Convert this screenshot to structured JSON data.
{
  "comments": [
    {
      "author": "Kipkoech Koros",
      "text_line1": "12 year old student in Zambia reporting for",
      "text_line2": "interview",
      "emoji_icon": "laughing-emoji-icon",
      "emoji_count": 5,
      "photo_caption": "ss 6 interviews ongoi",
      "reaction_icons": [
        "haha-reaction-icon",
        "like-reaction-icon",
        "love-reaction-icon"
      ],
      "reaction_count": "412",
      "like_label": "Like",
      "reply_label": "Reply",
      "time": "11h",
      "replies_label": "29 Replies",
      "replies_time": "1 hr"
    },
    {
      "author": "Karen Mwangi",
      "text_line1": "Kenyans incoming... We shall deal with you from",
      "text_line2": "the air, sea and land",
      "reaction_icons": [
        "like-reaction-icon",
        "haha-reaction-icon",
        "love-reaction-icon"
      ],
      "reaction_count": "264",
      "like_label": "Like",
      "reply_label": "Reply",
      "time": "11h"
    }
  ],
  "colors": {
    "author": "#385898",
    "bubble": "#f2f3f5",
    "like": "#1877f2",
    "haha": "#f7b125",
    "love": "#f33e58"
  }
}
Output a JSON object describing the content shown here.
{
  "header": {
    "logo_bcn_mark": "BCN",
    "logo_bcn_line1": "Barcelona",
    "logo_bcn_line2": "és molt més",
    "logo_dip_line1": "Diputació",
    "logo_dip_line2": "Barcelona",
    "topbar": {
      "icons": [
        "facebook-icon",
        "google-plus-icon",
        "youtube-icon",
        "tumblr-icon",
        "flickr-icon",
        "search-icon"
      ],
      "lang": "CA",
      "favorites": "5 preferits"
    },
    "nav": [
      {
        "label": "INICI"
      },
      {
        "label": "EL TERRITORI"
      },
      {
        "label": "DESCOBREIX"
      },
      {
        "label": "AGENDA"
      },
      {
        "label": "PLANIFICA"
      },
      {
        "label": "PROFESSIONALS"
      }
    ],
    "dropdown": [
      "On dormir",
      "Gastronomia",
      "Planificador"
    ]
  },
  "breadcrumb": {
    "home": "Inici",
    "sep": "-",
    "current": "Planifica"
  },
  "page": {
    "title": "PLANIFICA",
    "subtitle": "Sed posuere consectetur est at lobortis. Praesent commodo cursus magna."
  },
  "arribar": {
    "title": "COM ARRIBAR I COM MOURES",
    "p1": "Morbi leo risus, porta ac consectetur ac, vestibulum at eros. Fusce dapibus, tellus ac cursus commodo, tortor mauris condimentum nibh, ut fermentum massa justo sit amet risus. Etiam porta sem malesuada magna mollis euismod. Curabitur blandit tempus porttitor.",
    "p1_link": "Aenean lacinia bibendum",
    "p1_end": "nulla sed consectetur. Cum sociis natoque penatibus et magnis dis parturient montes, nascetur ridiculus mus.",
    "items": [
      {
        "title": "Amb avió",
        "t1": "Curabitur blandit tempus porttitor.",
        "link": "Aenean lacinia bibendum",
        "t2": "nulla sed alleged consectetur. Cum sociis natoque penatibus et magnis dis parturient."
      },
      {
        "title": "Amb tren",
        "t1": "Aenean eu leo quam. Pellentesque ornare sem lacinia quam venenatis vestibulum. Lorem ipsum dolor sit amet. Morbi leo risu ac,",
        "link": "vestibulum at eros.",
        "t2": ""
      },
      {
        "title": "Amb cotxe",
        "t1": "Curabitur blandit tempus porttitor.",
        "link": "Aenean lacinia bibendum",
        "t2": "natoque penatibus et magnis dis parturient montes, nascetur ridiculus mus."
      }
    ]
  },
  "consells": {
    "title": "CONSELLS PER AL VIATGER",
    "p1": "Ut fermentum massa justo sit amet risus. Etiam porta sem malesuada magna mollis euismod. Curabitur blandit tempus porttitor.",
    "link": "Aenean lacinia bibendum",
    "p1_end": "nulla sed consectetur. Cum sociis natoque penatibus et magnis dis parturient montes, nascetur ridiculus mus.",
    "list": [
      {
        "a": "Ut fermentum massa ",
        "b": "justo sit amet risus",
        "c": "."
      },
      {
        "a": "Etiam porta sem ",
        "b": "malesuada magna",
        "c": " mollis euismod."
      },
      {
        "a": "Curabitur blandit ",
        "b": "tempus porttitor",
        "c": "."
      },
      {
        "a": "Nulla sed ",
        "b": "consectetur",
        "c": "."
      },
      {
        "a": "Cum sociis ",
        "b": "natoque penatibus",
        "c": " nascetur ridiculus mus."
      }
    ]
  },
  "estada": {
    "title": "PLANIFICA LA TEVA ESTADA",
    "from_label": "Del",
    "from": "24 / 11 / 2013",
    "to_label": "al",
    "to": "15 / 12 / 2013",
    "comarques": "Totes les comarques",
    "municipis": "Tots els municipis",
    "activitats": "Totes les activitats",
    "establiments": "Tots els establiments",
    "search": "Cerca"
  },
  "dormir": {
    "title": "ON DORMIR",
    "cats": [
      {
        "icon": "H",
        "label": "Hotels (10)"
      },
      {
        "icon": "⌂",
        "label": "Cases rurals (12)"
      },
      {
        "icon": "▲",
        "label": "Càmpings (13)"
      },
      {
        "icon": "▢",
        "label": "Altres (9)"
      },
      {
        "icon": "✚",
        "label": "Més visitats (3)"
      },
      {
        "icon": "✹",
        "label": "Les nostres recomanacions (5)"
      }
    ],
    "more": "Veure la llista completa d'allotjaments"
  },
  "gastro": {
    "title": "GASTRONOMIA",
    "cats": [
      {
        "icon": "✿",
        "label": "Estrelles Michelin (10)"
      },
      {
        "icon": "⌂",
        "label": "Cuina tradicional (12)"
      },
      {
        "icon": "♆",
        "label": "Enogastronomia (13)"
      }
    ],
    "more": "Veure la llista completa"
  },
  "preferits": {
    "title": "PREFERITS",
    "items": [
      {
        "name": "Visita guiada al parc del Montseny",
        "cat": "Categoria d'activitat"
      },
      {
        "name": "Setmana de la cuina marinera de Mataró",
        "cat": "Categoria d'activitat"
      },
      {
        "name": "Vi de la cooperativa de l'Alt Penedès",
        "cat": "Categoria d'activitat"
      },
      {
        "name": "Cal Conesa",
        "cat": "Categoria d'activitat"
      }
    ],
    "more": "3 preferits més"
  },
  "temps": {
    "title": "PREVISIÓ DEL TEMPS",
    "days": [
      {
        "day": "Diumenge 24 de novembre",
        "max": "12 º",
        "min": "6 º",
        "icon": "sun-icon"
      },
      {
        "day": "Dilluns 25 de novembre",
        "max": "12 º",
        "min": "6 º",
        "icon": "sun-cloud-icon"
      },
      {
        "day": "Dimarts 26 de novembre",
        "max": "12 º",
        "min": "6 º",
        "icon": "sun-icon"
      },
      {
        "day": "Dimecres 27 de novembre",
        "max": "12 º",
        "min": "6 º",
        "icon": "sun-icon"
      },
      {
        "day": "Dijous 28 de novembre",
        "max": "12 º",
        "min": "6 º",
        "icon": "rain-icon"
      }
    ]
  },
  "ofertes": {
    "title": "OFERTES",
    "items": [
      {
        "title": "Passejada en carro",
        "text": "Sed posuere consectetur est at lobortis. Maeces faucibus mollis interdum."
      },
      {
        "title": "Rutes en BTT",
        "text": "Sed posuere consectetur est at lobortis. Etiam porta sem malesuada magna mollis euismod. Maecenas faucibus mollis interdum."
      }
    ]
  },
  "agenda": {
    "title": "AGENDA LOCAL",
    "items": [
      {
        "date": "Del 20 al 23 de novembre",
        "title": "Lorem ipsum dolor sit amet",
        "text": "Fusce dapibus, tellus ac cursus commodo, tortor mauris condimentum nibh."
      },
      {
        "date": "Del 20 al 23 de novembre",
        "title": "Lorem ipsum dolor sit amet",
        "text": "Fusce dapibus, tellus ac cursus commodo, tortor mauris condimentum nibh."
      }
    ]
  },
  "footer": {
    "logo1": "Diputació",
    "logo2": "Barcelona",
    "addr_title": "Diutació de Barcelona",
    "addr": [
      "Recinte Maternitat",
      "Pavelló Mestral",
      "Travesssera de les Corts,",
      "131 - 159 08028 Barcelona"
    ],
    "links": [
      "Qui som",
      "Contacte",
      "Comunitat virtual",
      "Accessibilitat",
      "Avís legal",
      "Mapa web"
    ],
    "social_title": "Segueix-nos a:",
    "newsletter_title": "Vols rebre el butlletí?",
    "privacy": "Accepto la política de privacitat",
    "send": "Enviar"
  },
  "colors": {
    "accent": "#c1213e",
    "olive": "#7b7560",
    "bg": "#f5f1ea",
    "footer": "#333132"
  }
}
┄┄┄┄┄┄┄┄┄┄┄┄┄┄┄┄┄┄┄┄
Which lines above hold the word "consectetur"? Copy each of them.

    "subtitle": "Sed posuere consectetur est at lobortis. Praesent commodo cursus magna."
    "p1": "Morbi leo risus, porta ac consectetur ac, vestibulum at eros. Fusce dapibus, tellus ac cursus commodo, tortor mauris condimentum nibh, ut fermentum massa justo sit amet risus. Etiam porta sem malesuada magna mollis euismod. Curabitur blandit tempus porttitor.",
    "p1_end": "nulla sed consectetur. Cum sociis natoque penatibus et magnis dis parturient montes, nascetur ridiculus mus.",
        "t2": "nulla sed alleged consectetur. Cum sociis natoque penatibus et magnis dis parturient."
    "p1_end": "nulla sed consectetur. Cum sociis natoque penatibus et magnis dis parturient montes, nascetur ridiculus mus.",
        "b": "consectetur",
        "text": "Sed posuere consectetur est at lobortis. Maeces faucibus mollis interdum."
        "text": "Sed posuere consectetur est at lobortis. Etiam porta sem malesuada magna mollis euismod. Maecenas faucibus mollis interdum."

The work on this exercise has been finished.